Video Special Effects on a Budget

Want to add special effects to your videos but don’t want to spend a fortune? You may be surprised to learn that it can be affordable if you’re up for trying some unconventional approaches. Below, we’ve detailed a project where we created an invisible whiteboard.

We’re fortunate to work with some really wonderful people. One of our favorites is Dr. Woodie Flowers, emeritus professor of mechanical engineering at MIT. If his name sounds familiar, he was the original host of the PBS series Scientific American Frontiers.

We’ve created many videos with the professor and each one has had a unique set of challenges. The most common hurdle is that the projects frequently have very limited budgets. In 2011, Duchin Productions was faced with the most challenging production of all: Woodie wanted to create the illusion of writing on an invisible white board. After hearing the idea, we couldn’t wait to get started! Many know that Duchin Productions’ owner Jay Duchin is an avid inventor with an extensive workshop, so challenges like this are right up his alley.

Build an invisible white board
Make it easily erasable
Make it transportable and quick to assemble
Make it safe
And above all, don’t spend a lot of money.

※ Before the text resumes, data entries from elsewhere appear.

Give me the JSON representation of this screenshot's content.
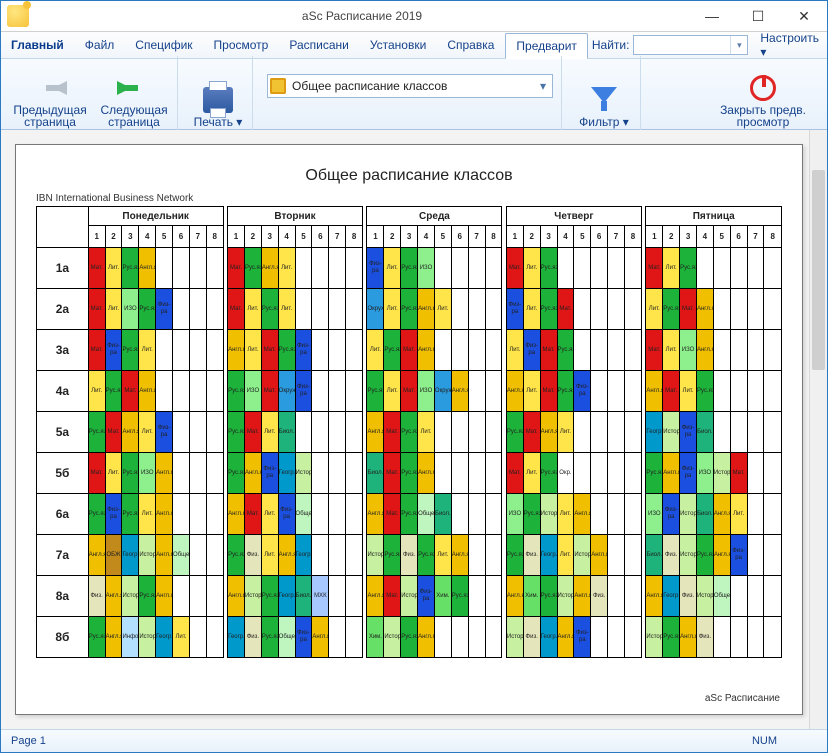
{
  "window": {
    "title": "aSc Расписание 2019"
  },
  "menu": {
    "tabs": [
      "Главный",
      "Файл",
      "Специфик",
      "Просмотр",
      "Расписани",
      "Установки",
      "Справка",
      "Предварит"
    ],
    "find_label": "Найти:",
    "configure": "Настроить ▾"
  },
  "ribbon": {
    "prev": "Предыдущая страница",
    "next": "Следующая страница",
    "print": "Печать ▾",
    "schedule_combo": "Общее расписание классов",
    "filter": "Фильтр ▾",
    "close_preview": "Закрыть предв. просмотр"
  },
  "document": {
    "title": "Общее расписание классов",
    "org": "IBN International Business Network",
    "days": [
      "Понедельник",
      "Вторник",
      "Среда",
      "Четверг",
      "Пятница"
    ],
    "periods": [
      "1",
      "2",
      "3",
      "4",
      "5",
      "6",
      "7",
      "8"
    ],
    "classes": [
      "1а",
      "2а",
      "3а",
      "4а",
      "5а",
      "5б",
      "6а",
      "7а",
      "8а",
      "8б"
    ],
    "footer": "aSc Расписание"
  },
  "chart_data": {
    "type": "table",
    "title": "Общее расписание классов",
    "row_labels": [
      "1а",
      "2а",
      "3а",
      "4а",
      "5а",
      "5б",
      "6а",
      "7а",
      "8а",
      "8б"
    ],
    "col_groups": [
      "Понедельник",
      "Вторник",
      "Среда",
      "Четверг",
      "Пятница"
    ],
    "periods_per_group": 8,
    "palette": {
      "Мат.": "#e01515",
      "Рус.яз.": "#1db33a",
      "Лит.": "#ffe54a",
      "Англ.яз.": "#f0c000",
      "Физ-ра": "#1b4fe0",
      "ИЗО": "#8df08d",
      "Окруж.": "#2b9be0",
      "Биол.": "#1db37a",
      "Истор.": "#c7f0a0",
      "Геогр.": "#0099cc",
      "Общест.": "#bff5bf",
      "Физ.": "#e5e5bb",
      "ОБЖ": "#c28a1a",
      "МХК": "#a6c8ff",
      "Информ.": "#b3e0ff",
      "Хим.": "#66e066"
    },
    "rows": [
      [
        [
          "Мат.",
          "Лит.",
          "Рус.яз.",
          "Англ.яз.",
          "",
          "",
          "",
          ""
        ],
        [
          "Мат.",
          "Рус.яз.",
          "Англ.яз.",
          "Лит.",
          "",
          "",
          "",
          ""
        ],
        [
          "Физ-ра",
          "Лит.",
          "Рус.яз.",
          "ИЗО",
          "",
          "",
          "",
          ""
        ],
        [
          "Мат.",
          "Лит.",
          "Рус.яз.",
          "",
          "",
          "",
          "",
          ""
        ],
        [
          "Мат.",
          "Лит.",
          "Рус.яз.",
          "",
          "",
          "",
          "",
          ""
        ]
      ],
      [
        [
          "Мат.",
          "Лит.",
          "ИЗО",
          "Рус.яз.",
          "Физ-ра",
          "",
          "",
          ""
        ],
        [
          "Мат.",
          "Лит.",
          "Рус.яз.",
          "Лит.",
          "",
          "",
          "",
          ""
        ],
        [
          "Окруж.",
          "Лит.",
          "Рус.яз.",
          "Англ.яз.",
          "Лит.",
          "",
          "",
          ""
        ],
        [
          "Физ-ра",
          "Лит.",
          "Рус.яз.",
          "Мат.",
          "",
          "",
          "",
          ""
        ],
        [
          "Лит.",
          "Рус.яз.",
          "Мат.",
          "Англ.яз.",
          "",
          "",
          "",
          ""
        ]
      ],
      [
        [
          "Мат.",
          "Физ-ра",
          "Рус.яз.",
          "Лит.",
          "",
          "",
          "",
          ""
        ],
        [
          "Англ.яз.",
          "Лит.",
          "Мат.",
          "Рус.яз.",
          "Физ-ра",
          "",
          "",
          ""
        ],
        [
          "Лит.",
          "Рус.яз.",
          "Мат.",
          "Англ.яз.",
          "",
          "",
          "",
          ""
        ],
        [
          "Лит.",
          "Физ-ра",
          "Мат.",
          "Рус.яз.",
          "",
          "",
          "",
          ""
        ],
        [
          "Мат.",
          "Лит.",
          "ИЗО",
          "Англ.яз.",
          "",
          "",
          "",
          ""
        ]
      ],
      [
        [
          "Лит.",
          "Рус.яз.",
          "Мат.",
          "Англ.яз.",
          "",
          "",
          "",
          ""
        ],
        [
          "Рус.яз.",
          "ИЗО",
          "Мат.",
          "Окруж.",
          "Физ-ра",
          "",
          "",
          ""
        ],
        [
          "Рус.яз.",
          "Лит.",
          "Мат.",
          "ИЗО",
          "Окруж.",
          "Англ.яз.",
          "",
          ""
        ],
        [
          "Англ.яз.",
          "Лит.",
          "Мат.",
          "Рус.яз.",
          "Физ-ра",
          "",
          "",
          ""
        ],
        [
          "Англ.яз.",
          "Мат.",
          "Лит.",
          "Рус.яз.",
          "",
          "",
          "",
          ""
        ]
      ],
      [
        [
          "Рус.яз.",
          "Мат.",
          "Англ.яз.",
          "Лит.",
          "Физ-ра",
          "",
          "",
          ""
        ],
        [
          "Рус.яз.",
          "Мат.",
          "Лит.",
          "Биол.",
          "",
          "",
          "",
          ""
        ],
        [
          "Англ.яз.",
          "Мат.",
          "Рус.яз.",
          "Лит.",
          "",
          "",
          "",
          ""
        ],
        [
          "Рус.яз.",
          "Мат.",
          "Англ.яз.",
          "Лит.",
          "",
          "",
          "",
          ""
        ],
        [
          "Геогр.",
          "Истор.",
          "Физ-ра",
          "Биол.",
          "",
          "",
          "",
          ""
        ]
      ],
      [
        [
          "Мат.",
          "Лит.",
          "Рус.яз.",
          "ИЗО",
          "Англ.яз.",
          "",
          "",
          ""
        ],
        [
          "Рус.яз.",
          "Англ.яз.",
          "Физ-ра",
          "Геогр.",
          "Истор.",
          "",
          "",
          ""
        ],
        [
          "Биол.",
          "Мат.",
          "Рус.яз.",
          "Англ.яз.",
          "",
          "",
          "",
          ""
        ],
        [
          "Мат.",
          "Лит.",
          "Рус.яз.",
          "Окр.",
          "",
          "",
          "",
          ""
        ],
        [
          "Рус.яз.",
          "Англ.яз.",
          "Физ-ра",
          "ИЗО",
          "Истор.",
          "Мат.",
          "",
          ""
        ]
      ],
      [
        [
          "Рус.яз.",
          "Физ-ра",
          "Рус.яз.",
          "Лит.",
          "Англ.яз.",
          "",
          "",
          ""
        ],
        [
          "Англ.яз.",
          "Мат.",
          "Лит.",
          "Физ-ра",
          "Общест.",
          "",
          "",
          ""
        ],
        [
          "Англ.яз.",
          "Мат.",
          "Рус.яз.",
          "Общест.",
          "Биол.",
          "",
          "",
          ""
        ],
        [
          "ИЗО",
          "Рус.яз.",
          "Истор.",
          "Лит.",
          "Англ.яз.",
          "",
          "",
          ""
        ],
        [
          "ИЗО",
          "Физ-ра",
          "Истор.",
          "Биол.",
          "Англ.яз.",
          "Лит.",
          "",
          ""
        ]
      ],
      [
        [
          "Англ.яз.",
          "ОБЖ",
          "Геогр.",
          "Истор.",
          "Англ.яз.",
          "Общест.",
          "",
          ""
        ],
        [
          "Рус.яз.",
          "Физ.",
          "Лит.",
          "Англ.яз.",
          "Геогр.",
          "",
          "",
          ""
        ],
        [
          "Истор.",
          "Рус.яз.",
          "Физ.",
          "Рус.яз.",
          "Лит.",
          "Англ.яз.",
          "",
          ""
        ],
        [
          "Рус.яз.",
          "Физ.",
          "Геогр.",
          "Лит.",
          "Истор.",
          "Англ.яз.",
          "",
          ""
        ],
        [
          "Биол.",
          "Физ.",
          "Истор.",
          "Рус.яз.",
          "Англ.яз.",
          "Физ-ра",
          "",
          ""
        ]
      ],
      [
        [
          "Физ.",
          "Англ.яз.",
          "Истор.",
          "Рус.яз.",
          "Англ.яз.",
          "",
          "",
          ""
        ],
        [
          "Англ.яз.",
          "Истор.",
          "Рус.яз.",
          "Геогр.",
          "Биол.",
          "МХК",
          "",
          ""
        ],
        [
          "Англ.яз.",
          "Мат.",
          "Истор.",
          "Физ-ра",
          "Хим.",
          "Рус.яз.",
          "",
          ""
        ],
        [
          "Англ.яз.",
          "Хим.",
          "Рус.яз.",
          "Истор.",
          "Англ.яз.",
          "Физ.",
          "",
          ""
        ],
        [
          "Англ.яз.",
          "Геогр.",
          "Физ.",
          "Истор.",
          "Общест.",
          "",
          "",
          ""
        ]
      ],
      [
        [
          "Рус.яз.",
          "Англ.яз.",
          "Информ.",
          "Истор.",
          "Геогр.",
          "Лит.",
          "",
          ""
        ],
        [
          "Геогр.",
          "Физ.",
          "Рус.яз.",
          "Общест.",
          "Физ-ра",
          "Англ.яз.",
          "",
          ""
        ],
        [
          "Хим.",
          "Истор.",
          "Рус.яз.",
          "Англ.яз.",
          "",
          "",
          "",
          ""
        ],
        [
          "Истор.",
          "Физ.",
          "Геогр.",
          "Англ.яз.",
          "Физ-ра",
          "",
          "",
          ""
        ],
        [
          "Истор.",
          "Рус.яз.",
          "Англ.яз.",
          "Физ.",
          "",
          "",
          "",
          ""
        ]
      ]
    ]
  },
  "status": {
    "page": "Page 1",
    "num": "NUM"
  }
}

Challenge # 1: Glass
We tested an array of clear materials for this shoot but in the end, plate glass was the winner. The downside to using glass is it streaks, scratches, flexes, reflects and can break. We had to use a piece big enough to fit the effect yet not be so large we couldn’t move it. A 4×8’ sheet of plate glass was ordered and it weighed in at just over 100 lbs. Jay set out to build a custom rig to safely hold the glass yet allow it to be adjustable in both height for the camera shot and angle to control any lighting reflections. A wooden frame was made that could be assembled on-site making it easier to transport. If the glass fit was too tight, it could easily crack the glass so an internal foam border was added to allow the sheet to freely move without being stressed by the structure. Jay also designed and welded a pair of steel brackets to work with off-the-shelf grip hardware.

Challenge 2: The writing
Dr. Flowers had a lot of information to write with his presentation and from an editing standpoint, we wanted him to be able to do it in one long take. Writing cleanly and clearly on a chalkboard is hard enough and Woodie wanted things to be clean and neat. He came up with an amazing approach. He started out making a sheet of paper the same size as the glass and wrote all his notes on it. The paper was then rolled out and taped to the glass. Woodie then used a thin, permanent silver marker to lightly trace out all his notes on the camera side of the glass. When it came time to shoot, he would be tracing the silver writing with a black marker from the opposite side of the glass. We did some early testing and quickly learned traditional dry erase makers didn’t work well or produce a thick enough line on the glass. Woodie ended up using an extra large permanent maker with the tip chiseled down to produce just the right line thickness. The script called for sections of the writing to be erased on-camera so we also tested an array of cleaning products and solvents that easily wipe off the permanent marker. We didn’t want to scratch the glass with an abrasive or have a toxic solvent drip on the floor. The last problem was everything written on the glass showed up in reverse to the camera. Our solution was to simply flip the entire piece in the edit suite.

Challenge 3: The Script
Normally we would use a Teleprompter for long reads to camera. Since we were shooting directly into glass, the prompter screen would be an obvious reflection. Woodie knew his presentation really well but still needed help knowing which segments were coming next. Woodie wore an ear prompter (also called an IFB) that allowed our client, Steve Sargent of Sargent Production Services, to speak clues into Woodie’s ear so he would know the next segment he had to cover.

Check out the finished video to see how it all came together. In some segments, you can see the silver maker but when you consider we had a very limited budget, had to shoot it all in one day and couldn’t use a Teleprompter, we were all really pleased with the results.

The next time you have a creative idea for a video but you think it would be too expensive for your budget, call us first. We’ve got a few more tricks up our sleeve.

Here’s the final product:

Steve Sargent (left) and Jesse Hubbel moving the glass and frame to the shooting location.



Everyone jumps in between takes to help clean marker off the glass.



Steve Sargent (left) and Woodie Flowers working on some last minute script details